Tuesday, October 24, 2017

The Little Crooked Bookshelf on #ReviewsDay!

by Ruth Behar

(This week's #ReviewsDay pick is from cottager Anika Denise.)

What it's all about...
Ruthie Mizrahi has only just begun to adjust to her life in America, so different from the one she left behind in Cuba. She's finally switching out of "the dumb class" into the smart one, now that her English is improving. Her Papi buys her first pair of go-go boots as a surprise. And she's the reigning neighborhood "Hopscotch Queen." But all that changes when a car accident leaves her in a body cast for months. With the help of family and neighbors, and by unlocking secret talents and passions within her, Ruthie slowly puts the pieces of her broken leg, and spirit, back together.

Why I love it...
While poignant and sometimes downright sad, Ruthie's story is ultimately one of hope and healing. Out of a terrible tragedy, Ruthie finds love, community, and most importantly, a deeper understand of herself. I fell in love with her character's wisdom and grit. I also love how Ruthie uses writing and painting as a means of working through her complex feelings about the accident. Art is transcendence for so many kids. (It was, and still is, for me.) Behar's exploration of fixing the broken pieces of oneself through artistic expression is both beautiful and powerful.

One of my (many) favorite passages...

      "That's good," I say to Joy. "Because I don't want them to send me back to the dumb class after missing so much school!"
      "That won't happen," Joy says. "Not if we keep your brain working. Being bedridden shouldn't hold you back."
      "Bedridden?" The word sounds to me like a witch's curse: And you, Ruth, will be BEDRIDDEN for the rest of your days. . .

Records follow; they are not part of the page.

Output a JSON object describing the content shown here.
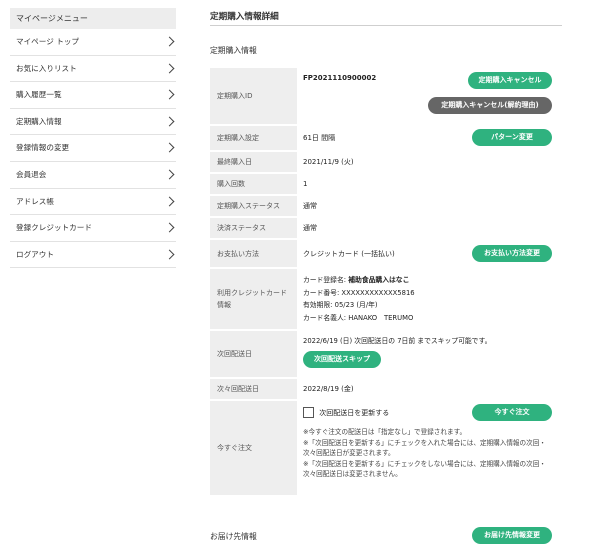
{
  "sidebar": {
    "heading": "マイページメニュー",
    "items": [
      {
        "label": "マイページ トップ"
      },
      {
        "label": "お気に入りリスト"
      },
      {
        "label": "購入履歴一覧"
      },
      {
        "label": "定期購入情報"
      },
      {
        "label": "登録情報の変更"
      },
      {
        "label": "会員退会"
      },
      {
        "label": "アドレス帳"
      },
      {
        "label": "登録クレジットカード"
      },
      {
        "label": "ログアウト"
      }
    ]
  },
  "main": {
    "page_title": "定期購入情報詳細",
    "section_title": "定期購入情報",
    "rows": {
      "id": {
        "label": "定期購入ID",
        "value": "FP2021110900002",
        "cancel_btn": "定期購入キャンセル",
        "cancel_reason_btn": "定期購入キャンセル(解約理由)"
      },
      "setting": {
        "label": "定期購入設定",
        "value": "61日 間隔",
        "pattern_btn": "パターン変更"
      },
      "last_purchase": {
        "label": "最終購入日",
        "value": "2021/11/9 (火)"
      },
      "count": {
        "label": "購入回数",
        "value": "1"
      },
      "status": {
        "label": "定期購入ステータス",
        "value": "通常"
      },
      "payment_status": {
        "label": "決済ステータス",
        "value": "通常"
      },
      "payment_method": {
        "label": "お支払い方法",
        "value": "クレジットカード (一括払い)",
        "change_btn": "お支払い方法変更"
      },
      "card": {
        "label_line1": "利用クレジットカード",
        "label_line2": "情報",
        "reg_prefix": "カード登録名: ",
        "reg_name": "補助食品購入はなこ",
        "number": "カード番号: XXXXXXXXXXXX5816",
        "expiry": "有効期限: 05/23 (月/年)",
        "holder": "カード名義人: HANAKO　TERUMO"
      },
      "next_delivery": {
        "label": "次回配送日",
        "date": "2022/6/19 (日)",
        "note": " 次回配送日の 7日前 までスキップ可能です。",
        "skip_btn": "次回配送スキップ"
      },
      "next_next": {
        "label": "次々回配送日",
        "value": "2022/8/19 (金)"
      },
      "order_now": {
        "label": "今すぐ注文",
        "checkbox_label": "次回配送日を更新する",
        "order_btn": "今すぐ注文",
        "note1": "※今すぐ注文の配送日は「指定なし」で登録されます。",
        "note2": "※「次回配送日を更新する」にチェックを入れた場合には、定期購入情報の次回・次々回配送日が変更されます。",
        "note3": "※「次回配送日を更新する」にチェックをしない場合には、定期購入情報の次回・次々回配送日は変更されません。"
      }
    },
    "delivery_section_title": "お届け先情報",
    "delivery_change_btn": "お届け先情報変更"
  },
  "colors": {
    "accent": "#2fb27f",
    "gray_button": "#666666",
    "label_bg": "#eeeeee"
  }
}
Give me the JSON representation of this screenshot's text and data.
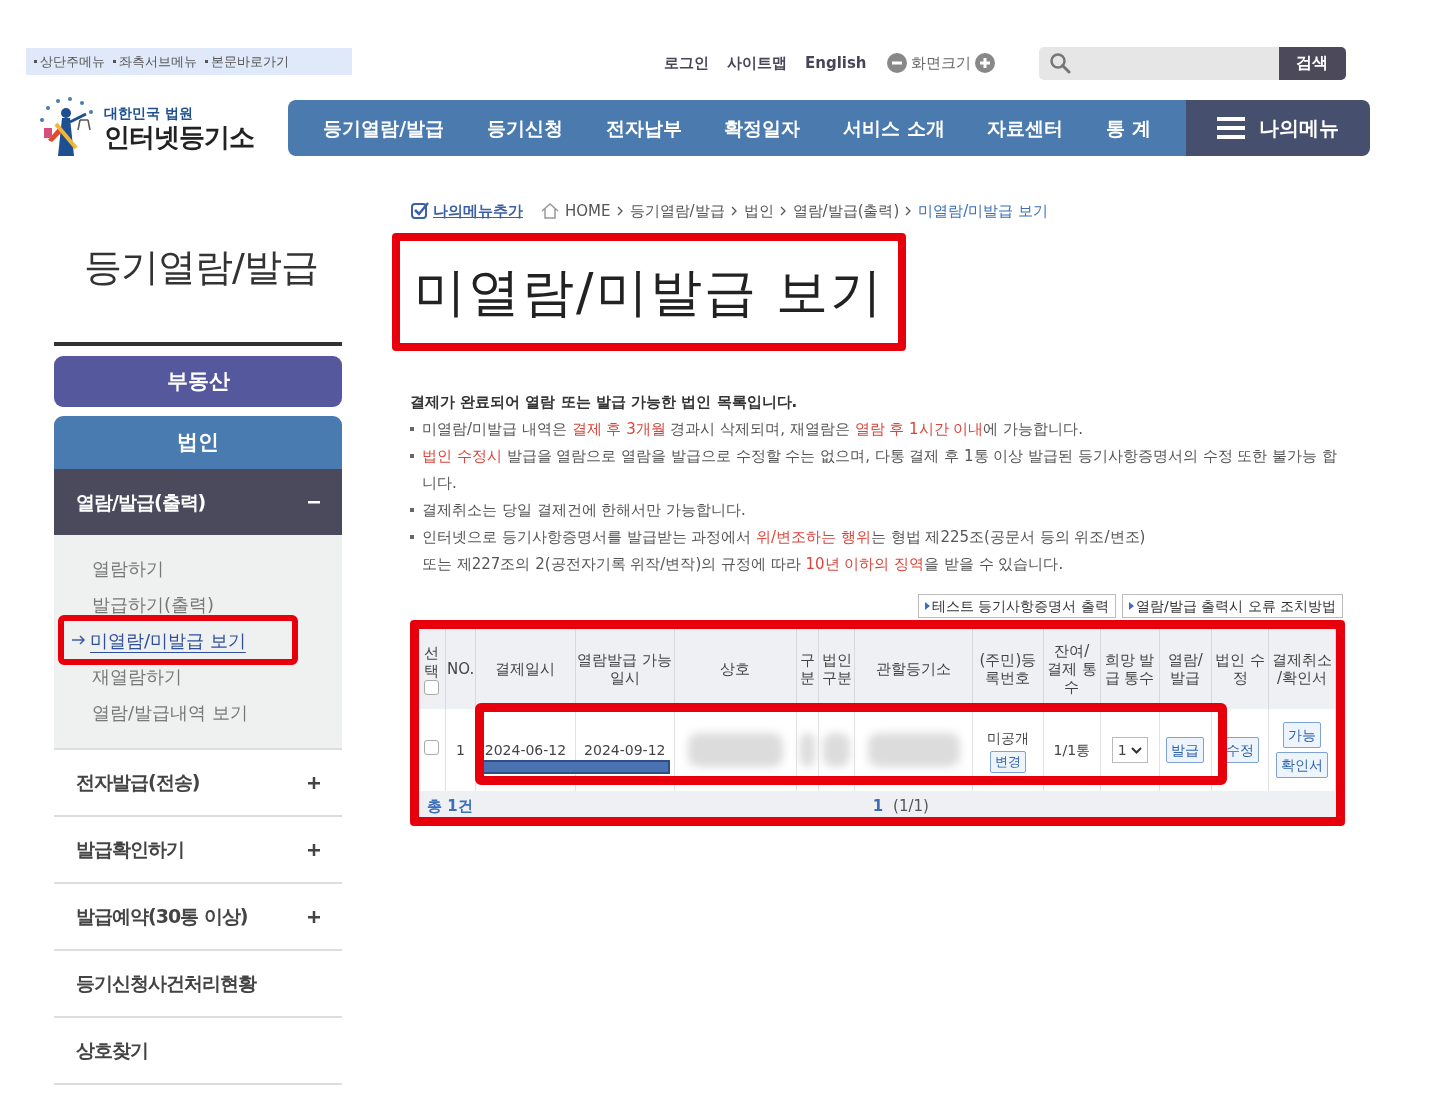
{
  "skip_links": [
    "상단주메뉴",
    "좌측서브메뉴",
    "본문바로가기"
  ],
  "logo": {
    "subtitle": "대한민국 법원",
    "title": "인터넷등기소"
  },
  "utility_links": [
    "로그인",
    "사이트맵",
    "English"
  ],
  "zoom_label": "화면크기",
  "search": {
    "button": "검색"
  },
  "nav": [
    "등기열람/발급",
    "등기신청",
    "전자납부",
    "확정일자",
    "서비스 소개",
    "자료센터",
    "통 계"
  ],
  "my_menu": "나의메뉴",
  "breadcrumb": {
    "add_menu": "나의메뉴추가",
    "items": [
      {
        "label": "HOME",
        "current": false
      },
      {
        "label": "등기열람/발급",
        "current": false
      },
      {
        "label": "법인",
        "current": false
      },
      {
        "label": "열람/발급(출력)",
        "current": false
      },
      {
        "label": "미열람/미발급 보기",
        "current": true
      }
    ]
  },
  "sidebar": {
    "title": "등기열람/발급",
    "categories": [
      {
        "label": "부동산",
        "selected": false
      },
      {
        "label": "법인",
        "selected": true
      }
    ],
    "sections": [
      {
        "label": "열람/발급(출력)",
        "kind": "group",
        "expanded": true,
        "children": [
          {
            "label": "열람하기",
            "selected": false,
            "highlighted": false
          },
          {
            "label": "발급하기(출력)",
            "selected": false,
            "highlighted": false
          },
          {
            "label": "미열람/미발급 보기",
            "selected": true,
            "highlighted": true
          },
          {
            "label": "재열람하기",
            "selected": false,
            "highlighted": false
          },
          {
            "label": "열람/발급내역 보기",
            "selected": false,
            "highlighted": false
          }
        ]
      },
      {
        "label": "전자발급(전송)",
        "kind": "group",
        "expanded": false
      },
      {
        "label": "발급확인하기",
        "kind": "group",
        "expanded": false
      },
      {
        "label": "발급예약(30통 이상)",
        "kind": "group",
        "expanded": false
      },
      {
        "label": "등기신청사건처리현황",
        "kind": "link"
      },
      {
        "label": "상호찾기",
        "kind": "link"
      }
    ]
  },
  "page_title": {
    "text": "미열람/미발급 보기",
    "highlighted": true
  },
  "notice": {
    "heading": "결제가 완료되어 열람 또는 발급 가능한 법인 목록입니다.",
    "items": [
      {
        "bullet": true,
        "segments": [
          {
            "text": "미열람/미발급 내역은 ",
            "highlight": false
          },
          {
            "text": "결제 후 3개월",
            "highlight": true
          },
          {
            "text": " 경과시 삭제되며, 재열람은 ",
            "highlight": false
          },
          {
            "text": "열람 후 1시간 이내",
            "highlight": true
          },
          {
            "text": "에 가능합니다.",
            "highlight": false
          }
        ]
      },
      {
        "bullet": true,
        "segments": [
          {
            "text": "법인 수정시",
            "highlight": true
          },
          {
            "text": " 발급을 열람으로 열람을 발급으로 수정할 수는 없으며, 다통 결제 후 1통 이상 발급된 등기사항증명서의 수정 또한 불가능 합니다.",
            "highlight": false
          }
        ]
      },
      {
        "bullet": true,
        "segments": [
          {
            "text": "결제취소는 당일 결제건에 한해서만 가능합니다.",
            "highlight": false
          }
        ]
      },
      {
        "bullet": true,
        "segments": [
          {
            "text": "인터넷으로 등기사항증명서를 발급받는 과정에서 ",
            "highlight": false
          },
          {
            "text": "위/변조하는 행위",
            "highlight": true
          },
          {
            "text": "는 형법 제225조(공문서 등의 위조/변조)",
            "highlight": false
          }
        ]
      },
      {
        "bullet": false,
        "segments": [
          {
            "text": "또는 제227조의 2(공전자기록 위작/변작)의 규정에 따라 ",
            "highlight": false
          },
          {
            "text": "10년 이하의 징역",
            "highlight": true
          },
          {
            "text": "을 받을 수 있습니다.",
            "highlight": false
          }
        ]
      }
    ]
  },
  "action_buttons": [
    "테스트 등기사항증명서 출력",
    "열람/발급 출력시 오류 조치방법"
  ],
  "table": {
    "highlighted": true,
    "select_all_checked": false,
    "columns": [
      "선택",
      "NO.",
      "결제일시",
      "열람발급 가능일시",
      "상호",
      "구분",
      "법인 구분",
      "관할등기소",
      "(주민)등록번호",
      "잔여/ 결제 통수",
      "희망 발급 통수",
      "열람/ 발급",
      "법인 수정",
      "결제취소 /확인서"
    ],
    "rows": [
      {
        "highlighted": true,
        "redacted": true,
        "cells": [
          {
            "kind": "checkbox",
            "checked": false
          },
          {
            "kind": "text",
            "text": "1"
          },
          {
            "kind": "text",
            "text": "2024-06-12"
          },
          {
            "kind": "text",
            "text": "2024-09-12"
          },
          {
            "kind": "blurred"
          },
          {
            "kind": "blurred"
          },
          {
            "kind": "blurred"
          },
          {
            "kind": "blurred"
          },
          {
            "kind": "text_button",
            "text": "미공개",
            "button": "변경"
          },
          {
            "kind": "text",
            "text": "1/1통"
          },
          {
            "kind": "select",
            "value": "1"
          },
          {
            "kind": "buttons",
            "buttons": [
              "발급"
            ]
          },
          {
            "kind": "buttons",
            "buttons": [
              "수정"
            ]
          },
          {
            "kind": "buttons",
            "buttons": [
              "가능",
              "확인서"
            ]
          }
        ]
      }
    ],
    "total": "총 1건",
    "page": "1",
    "page_info": "(1/1)"
  }
}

What's the kid-appeal?
Kids will feel Ruthie's emotions right along with her, from her frustrations to her triumphs. Any child who has ever had to navigate a new country, city, community or school, will relate to Ruthie's situation. Those who haven't, will have their eyes (and hearts) opened. Behar's fearless writing makes it impossible not to empathize with Ruthie, and cheer for her.

What's the grownup appeal?
Parents and educators will find much to savor and appreciate in Behar's novel about overcoming challenges and adversity. It's a lovely springboard for discussions of history, immigrant experiences, inner strength, forgiveness and perseverance.

Where to find/buy Lucky Broken Girl:
Indie Booksellers
Barnes & Noble

Or at a school or library near you!

Ruth Behar (www.ruthbehar.com) is an acclaimed author of adult fiction and nonfiction, and Lucky Broken Girl is her first book for young readers.

She was born in Havana, Cuba, grew up in New York City, and has also lived and worked in Spain and Mexico. An anthropology professor at the University of Michigan, she is also co-editor of Women Writing Culture, editor of Bridges to Cuba/Puentes a Cuba, and co-editor of The Portable Island: Cubans at Home in the World. Her honors include a MacArthur "Genius" Award, a John Simon Guggenheim Fellowship, a Fulbright Senior Fellowship, and a Distinguished Alumna Award from Wesleyan University. Much in demand as a public speaker, Ruth's speaking engagements have taken her to the United States, Canada, Argentina, Mexico, Cuba, Spain, Finland, Israel, Italy, Ireland, Poland, England, the Netherlands, Japan, and New Zealand. She lives in Ann Arbor, Michigan.


  1. It sounds like a great read! Thanks for reminding me about it, Anika :)